[10] By the which will we are sanctified through the offering of the body of Jesus Christ once for all.
).

Is it Saturday or Sunday? Saturday (the seventh day) was clearly attached to the finishing of the Old Creation (Genesis:2:1-3 [1] Thus the heavens and the earth were finished, and all the host of them.
[2] And on the seventh day God ended his work which he had made; and he rested on the seventh day from all his work which he had made.
[3] And God blessed the seventh day, and sanctified it: because that in it he had rested from all his work which God created and made.
). Sunday, the first day of the new week celebrates the Resurrection and the new creation in Christ. Christians are a new creation (2 Corinthians:5:17Therefore if any man be in Christ, he is a new creature: old things are passed away; behold, all things are become new.).

Is it Jewish externals and superficial ritual purity or internal cleansing and heart purity? Psalm 51 answers that question clearly: “Sacrifice you did not desire or I would give it; You do not delight in burnt offering. The sacrifices of God are a broken spirit, a broken and a contrite heart—these, O God, You will not despise” (vv. 16-17).

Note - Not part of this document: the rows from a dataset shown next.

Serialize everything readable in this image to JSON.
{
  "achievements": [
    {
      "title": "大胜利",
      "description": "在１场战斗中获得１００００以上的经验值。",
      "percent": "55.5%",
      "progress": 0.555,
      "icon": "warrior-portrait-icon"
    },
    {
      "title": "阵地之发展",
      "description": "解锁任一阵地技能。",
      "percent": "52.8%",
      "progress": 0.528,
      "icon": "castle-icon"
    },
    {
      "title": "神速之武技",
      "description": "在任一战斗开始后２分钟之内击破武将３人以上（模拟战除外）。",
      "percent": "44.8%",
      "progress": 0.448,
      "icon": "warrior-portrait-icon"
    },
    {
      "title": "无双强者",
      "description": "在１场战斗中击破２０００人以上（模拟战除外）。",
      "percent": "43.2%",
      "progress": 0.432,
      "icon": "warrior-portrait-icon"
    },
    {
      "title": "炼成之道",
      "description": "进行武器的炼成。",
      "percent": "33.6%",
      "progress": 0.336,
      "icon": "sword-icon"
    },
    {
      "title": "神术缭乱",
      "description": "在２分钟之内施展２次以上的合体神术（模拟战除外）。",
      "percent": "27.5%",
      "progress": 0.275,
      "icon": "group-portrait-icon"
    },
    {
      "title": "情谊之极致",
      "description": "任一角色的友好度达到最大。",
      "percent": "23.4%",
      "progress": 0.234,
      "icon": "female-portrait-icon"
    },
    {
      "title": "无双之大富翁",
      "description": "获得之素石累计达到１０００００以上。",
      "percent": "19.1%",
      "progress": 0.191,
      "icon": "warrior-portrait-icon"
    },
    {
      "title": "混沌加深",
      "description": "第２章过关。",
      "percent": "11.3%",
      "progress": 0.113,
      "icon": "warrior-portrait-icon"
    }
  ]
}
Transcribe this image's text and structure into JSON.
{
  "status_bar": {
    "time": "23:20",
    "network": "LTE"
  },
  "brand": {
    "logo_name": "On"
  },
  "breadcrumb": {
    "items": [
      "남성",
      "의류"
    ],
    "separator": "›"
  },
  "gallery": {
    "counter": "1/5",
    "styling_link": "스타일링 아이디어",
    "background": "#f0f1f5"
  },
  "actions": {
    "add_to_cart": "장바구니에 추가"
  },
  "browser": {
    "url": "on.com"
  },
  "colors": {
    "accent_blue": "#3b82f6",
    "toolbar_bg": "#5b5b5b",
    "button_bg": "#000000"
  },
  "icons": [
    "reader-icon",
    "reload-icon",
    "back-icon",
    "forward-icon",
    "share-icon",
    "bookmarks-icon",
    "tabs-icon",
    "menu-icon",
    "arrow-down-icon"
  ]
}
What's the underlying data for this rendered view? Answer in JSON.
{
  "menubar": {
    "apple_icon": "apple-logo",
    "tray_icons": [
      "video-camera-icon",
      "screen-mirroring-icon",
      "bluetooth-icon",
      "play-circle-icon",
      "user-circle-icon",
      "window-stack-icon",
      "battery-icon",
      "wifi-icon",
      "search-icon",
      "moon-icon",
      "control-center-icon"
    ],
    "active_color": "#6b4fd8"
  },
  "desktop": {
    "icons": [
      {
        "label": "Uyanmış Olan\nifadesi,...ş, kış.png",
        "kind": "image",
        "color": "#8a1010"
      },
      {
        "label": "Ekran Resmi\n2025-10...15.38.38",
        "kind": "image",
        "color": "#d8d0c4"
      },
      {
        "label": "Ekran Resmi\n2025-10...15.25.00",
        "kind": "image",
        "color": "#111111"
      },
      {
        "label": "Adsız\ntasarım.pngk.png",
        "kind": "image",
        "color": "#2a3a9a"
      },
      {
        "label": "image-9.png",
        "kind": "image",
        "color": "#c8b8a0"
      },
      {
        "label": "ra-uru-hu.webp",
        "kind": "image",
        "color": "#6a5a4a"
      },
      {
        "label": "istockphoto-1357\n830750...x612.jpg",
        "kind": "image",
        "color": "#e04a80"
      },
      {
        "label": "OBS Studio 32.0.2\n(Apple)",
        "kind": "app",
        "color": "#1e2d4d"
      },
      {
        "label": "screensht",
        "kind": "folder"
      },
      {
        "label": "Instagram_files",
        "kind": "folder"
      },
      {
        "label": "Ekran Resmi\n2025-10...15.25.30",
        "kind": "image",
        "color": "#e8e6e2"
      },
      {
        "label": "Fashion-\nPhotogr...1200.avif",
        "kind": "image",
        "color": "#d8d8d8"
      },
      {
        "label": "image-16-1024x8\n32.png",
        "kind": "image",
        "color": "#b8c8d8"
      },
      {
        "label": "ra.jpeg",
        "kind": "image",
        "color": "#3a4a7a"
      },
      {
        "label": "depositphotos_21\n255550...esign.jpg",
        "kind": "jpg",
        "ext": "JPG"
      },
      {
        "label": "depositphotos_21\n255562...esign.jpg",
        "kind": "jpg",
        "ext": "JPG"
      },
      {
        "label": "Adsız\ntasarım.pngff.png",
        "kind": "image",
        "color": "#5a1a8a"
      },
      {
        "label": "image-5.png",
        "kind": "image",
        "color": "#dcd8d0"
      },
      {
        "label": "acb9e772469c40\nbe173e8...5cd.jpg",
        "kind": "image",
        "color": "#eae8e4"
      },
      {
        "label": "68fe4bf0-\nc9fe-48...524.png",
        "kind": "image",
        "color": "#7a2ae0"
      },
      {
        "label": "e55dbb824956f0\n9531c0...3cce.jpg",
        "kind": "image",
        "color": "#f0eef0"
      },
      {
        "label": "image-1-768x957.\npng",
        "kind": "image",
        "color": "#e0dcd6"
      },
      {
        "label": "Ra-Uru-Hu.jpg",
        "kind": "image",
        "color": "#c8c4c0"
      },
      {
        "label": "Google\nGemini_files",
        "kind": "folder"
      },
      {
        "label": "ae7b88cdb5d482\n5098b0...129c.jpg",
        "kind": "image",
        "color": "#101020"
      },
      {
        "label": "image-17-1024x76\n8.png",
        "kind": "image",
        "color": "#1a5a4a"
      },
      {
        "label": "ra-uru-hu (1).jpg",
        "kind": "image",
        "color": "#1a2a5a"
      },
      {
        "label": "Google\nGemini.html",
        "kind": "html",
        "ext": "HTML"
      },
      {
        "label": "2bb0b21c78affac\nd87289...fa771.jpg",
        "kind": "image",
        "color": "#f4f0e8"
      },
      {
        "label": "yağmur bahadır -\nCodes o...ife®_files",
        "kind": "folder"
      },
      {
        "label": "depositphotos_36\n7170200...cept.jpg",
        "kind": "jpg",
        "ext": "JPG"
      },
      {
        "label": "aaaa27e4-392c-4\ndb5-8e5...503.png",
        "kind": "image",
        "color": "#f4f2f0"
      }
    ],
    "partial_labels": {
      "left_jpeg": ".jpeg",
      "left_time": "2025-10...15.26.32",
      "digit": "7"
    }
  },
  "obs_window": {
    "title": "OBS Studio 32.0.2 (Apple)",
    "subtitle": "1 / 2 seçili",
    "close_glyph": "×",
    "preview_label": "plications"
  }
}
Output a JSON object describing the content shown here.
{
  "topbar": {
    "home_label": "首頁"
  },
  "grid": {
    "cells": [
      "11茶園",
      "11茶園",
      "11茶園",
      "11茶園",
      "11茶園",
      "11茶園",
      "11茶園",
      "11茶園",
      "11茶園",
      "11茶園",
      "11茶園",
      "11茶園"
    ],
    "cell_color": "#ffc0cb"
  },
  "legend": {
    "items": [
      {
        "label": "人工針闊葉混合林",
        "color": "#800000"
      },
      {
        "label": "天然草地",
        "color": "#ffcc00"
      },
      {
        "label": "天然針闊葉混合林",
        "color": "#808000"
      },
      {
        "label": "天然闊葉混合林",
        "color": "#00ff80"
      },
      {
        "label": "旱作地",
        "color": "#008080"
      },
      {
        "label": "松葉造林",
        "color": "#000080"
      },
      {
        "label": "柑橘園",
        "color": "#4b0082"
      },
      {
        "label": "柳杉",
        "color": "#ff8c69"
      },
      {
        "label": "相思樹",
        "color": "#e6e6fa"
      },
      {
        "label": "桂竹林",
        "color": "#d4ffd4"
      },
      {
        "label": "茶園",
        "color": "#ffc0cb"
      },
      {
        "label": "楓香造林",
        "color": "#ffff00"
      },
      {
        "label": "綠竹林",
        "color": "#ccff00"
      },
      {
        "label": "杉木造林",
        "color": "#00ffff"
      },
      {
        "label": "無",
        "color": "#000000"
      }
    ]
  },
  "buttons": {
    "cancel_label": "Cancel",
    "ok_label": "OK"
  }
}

This brief article is not intended to be an exhaustive analysis of the Hebrew Roots Movement. For now we are just asking questions. There are detailed larger articles and a book in production to examine in depth and detail the entire movement. We hope to offer corrections to many aberrant practices and deal more fully with some of the issues raised in this piece. Stay tuned.